_Instructions for the task_: Across the entries that follow, tally every line holding the word "icon" and reply with the count alone.

── Data in this exercise ──

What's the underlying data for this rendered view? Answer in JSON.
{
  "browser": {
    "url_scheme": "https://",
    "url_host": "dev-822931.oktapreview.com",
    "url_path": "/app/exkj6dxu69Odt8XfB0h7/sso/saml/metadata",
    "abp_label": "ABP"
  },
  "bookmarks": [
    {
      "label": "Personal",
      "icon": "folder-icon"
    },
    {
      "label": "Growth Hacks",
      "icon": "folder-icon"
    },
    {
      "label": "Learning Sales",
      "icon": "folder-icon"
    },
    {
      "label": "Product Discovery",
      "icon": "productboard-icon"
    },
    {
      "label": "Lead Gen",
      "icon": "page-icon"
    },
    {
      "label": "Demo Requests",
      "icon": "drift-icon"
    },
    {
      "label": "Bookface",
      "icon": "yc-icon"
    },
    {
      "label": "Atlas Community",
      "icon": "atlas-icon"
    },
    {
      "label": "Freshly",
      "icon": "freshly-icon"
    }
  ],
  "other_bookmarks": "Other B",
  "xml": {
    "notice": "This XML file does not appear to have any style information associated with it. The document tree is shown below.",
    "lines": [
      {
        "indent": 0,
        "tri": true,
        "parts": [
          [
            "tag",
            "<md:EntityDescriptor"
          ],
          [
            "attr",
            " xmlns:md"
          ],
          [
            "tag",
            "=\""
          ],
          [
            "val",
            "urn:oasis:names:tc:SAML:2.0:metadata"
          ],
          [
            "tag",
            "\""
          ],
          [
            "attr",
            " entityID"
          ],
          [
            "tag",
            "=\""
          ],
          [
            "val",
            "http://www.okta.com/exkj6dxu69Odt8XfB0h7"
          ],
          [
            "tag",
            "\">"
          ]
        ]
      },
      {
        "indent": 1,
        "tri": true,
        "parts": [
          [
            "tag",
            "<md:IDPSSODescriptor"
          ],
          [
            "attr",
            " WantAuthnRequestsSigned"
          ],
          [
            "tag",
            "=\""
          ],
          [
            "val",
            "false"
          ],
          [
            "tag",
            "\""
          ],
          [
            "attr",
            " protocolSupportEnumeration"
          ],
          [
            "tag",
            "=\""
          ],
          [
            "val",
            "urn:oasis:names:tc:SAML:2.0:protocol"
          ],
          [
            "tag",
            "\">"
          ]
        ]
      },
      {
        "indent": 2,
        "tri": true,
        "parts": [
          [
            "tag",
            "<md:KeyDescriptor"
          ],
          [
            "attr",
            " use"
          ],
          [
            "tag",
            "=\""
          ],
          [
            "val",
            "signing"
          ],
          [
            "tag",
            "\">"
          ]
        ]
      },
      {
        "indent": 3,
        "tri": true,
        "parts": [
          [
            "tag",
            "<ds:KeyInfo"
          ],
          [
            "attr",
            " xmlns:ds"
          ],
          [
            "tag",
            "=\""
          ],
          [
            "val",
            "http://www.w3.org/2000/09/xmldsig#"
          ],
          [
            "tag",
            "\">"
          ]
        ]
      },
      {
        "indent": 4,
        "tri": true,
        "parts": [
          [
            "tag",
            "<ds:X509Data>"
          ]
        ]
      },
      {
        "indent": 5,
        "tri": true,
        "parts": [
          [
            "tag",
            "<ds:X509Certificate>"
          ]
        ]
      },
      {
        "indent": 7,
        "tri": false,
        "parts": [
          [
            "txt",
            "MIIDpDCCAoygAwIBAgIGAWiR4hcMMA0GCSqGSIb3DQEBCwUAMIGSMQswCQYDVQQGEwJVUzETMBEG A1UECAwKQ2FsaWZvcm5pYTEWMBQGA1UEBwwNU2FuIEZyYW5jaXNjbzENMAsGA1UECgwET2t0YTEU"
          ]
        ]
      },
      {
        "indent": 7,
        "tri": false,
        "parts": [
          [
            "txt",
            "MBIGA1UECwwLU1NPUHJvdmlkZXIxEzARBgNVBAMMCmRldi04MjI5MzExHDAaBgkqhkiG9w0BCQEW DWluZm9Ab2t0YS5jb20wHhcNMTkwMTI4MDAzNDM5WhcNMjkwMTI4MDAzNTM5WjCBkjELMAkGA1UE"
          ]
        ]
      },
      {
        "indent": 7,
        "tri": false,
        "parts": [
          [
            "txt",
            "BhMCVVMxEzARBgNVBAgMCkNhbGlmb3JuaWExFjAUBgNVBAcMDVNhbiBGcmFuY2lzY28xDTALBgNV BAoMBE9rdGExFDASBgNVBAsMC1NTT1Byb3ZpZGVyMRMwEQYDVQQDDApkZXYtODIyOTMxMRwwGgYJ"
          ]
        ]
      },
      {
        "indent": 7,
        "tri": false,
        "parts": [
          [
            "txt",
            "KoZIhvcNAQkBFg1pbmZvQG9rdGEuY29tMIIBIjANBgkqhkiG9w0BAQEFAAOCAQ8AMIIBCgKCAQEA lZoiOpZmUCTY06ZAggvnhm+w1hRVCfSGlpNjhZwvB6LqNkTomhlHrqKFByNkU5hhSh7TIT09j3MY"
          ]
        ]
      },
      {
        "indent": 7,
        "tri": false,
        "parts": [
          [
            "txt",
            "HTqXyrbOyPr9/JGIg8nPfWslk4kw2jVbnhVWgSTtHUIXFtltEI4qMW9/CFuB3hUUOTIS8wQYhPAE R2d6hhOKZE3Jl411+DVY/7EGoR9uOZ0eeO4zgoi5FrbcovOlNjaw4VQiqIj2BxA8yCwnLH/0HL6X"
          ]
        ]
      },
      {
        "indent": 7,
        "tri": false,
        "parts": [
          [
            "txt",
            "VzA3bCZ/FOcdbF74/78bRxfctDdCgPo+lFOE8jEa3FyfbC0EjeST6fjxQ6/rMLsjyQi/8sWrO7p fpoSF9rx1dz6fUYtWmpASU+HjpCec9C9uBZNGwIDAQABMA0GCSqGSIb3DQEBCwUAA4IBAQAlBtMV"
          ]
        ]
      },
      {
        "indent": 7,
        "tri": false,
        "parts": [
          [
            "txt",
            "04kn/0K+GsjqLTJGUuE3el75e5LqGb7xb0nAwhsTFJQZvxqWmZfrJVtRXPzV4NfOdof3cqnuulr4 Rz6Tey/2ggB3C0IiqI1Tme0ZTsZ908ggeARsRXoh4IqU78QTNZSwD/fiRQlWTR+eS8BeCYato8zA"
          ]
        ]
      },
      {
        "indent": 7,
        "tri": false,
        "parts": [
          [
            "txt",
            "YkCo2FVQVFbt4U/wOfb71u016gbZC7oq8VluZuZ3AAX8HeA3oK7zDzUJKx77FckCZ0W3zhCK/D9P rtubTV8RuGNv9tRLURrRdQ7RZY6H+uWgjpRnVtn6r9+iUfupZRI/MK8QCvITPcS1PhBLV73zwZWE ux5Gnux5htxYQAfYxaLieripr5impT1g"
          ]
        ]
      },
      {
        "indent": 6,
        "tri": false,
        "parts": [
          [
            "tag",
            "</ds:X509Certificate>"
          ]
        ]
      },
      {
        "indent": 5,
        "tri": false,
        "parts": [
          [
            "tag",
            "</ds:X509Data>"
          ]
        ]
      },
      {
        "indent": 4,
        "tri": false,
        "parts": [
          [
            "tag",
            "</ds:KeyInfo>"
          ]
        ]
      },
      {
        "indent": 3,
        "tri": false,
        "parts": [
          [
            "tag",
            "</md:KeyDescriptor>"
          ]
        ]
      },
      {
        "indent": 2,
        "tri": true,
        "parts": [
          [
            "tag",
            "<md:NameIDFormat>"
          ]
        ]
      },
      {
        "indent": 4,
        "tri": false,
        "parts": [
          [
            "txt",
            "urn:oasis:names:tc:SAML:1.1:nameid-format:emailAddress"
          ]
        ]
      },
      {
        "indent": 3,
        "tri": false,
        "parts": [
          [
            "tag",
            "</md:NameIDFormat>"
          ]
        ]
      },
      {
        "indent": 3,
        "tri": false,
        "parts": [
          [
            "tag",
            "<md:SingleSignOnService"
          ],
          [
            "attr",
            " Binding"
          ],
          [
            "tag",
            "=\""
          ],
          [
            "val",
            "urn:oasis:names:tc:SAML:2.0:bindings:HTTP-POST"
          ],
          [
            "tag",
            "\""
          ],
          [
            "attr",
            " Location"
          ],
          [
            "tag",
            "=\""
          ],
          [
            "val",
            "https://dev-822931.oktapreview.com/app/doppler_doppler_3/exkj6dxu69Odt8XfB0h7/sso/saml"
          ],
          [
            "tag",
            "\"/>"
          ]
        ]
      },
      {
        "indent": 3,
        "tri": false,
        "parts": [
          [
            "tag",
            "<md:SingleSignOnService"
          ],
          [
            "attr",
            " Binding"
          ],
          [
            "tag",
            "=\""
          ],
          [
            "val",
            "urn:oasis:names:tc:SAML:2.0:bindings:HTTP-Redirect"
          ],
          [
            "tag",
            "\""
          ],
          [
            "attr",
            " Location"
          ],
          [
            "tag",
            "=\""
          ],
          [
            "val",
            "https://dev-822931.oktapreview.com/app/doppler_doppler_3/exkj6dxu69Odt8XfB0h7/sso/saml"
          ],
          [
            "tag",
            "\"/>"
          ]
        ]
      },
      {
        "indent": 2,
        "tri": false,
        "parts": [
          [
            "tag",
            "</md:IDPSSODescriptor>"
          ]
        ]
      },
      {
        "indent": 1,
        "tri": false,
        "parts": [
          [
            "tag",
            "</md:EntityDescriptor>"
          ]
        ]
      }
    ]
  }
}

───

_Response area_: 9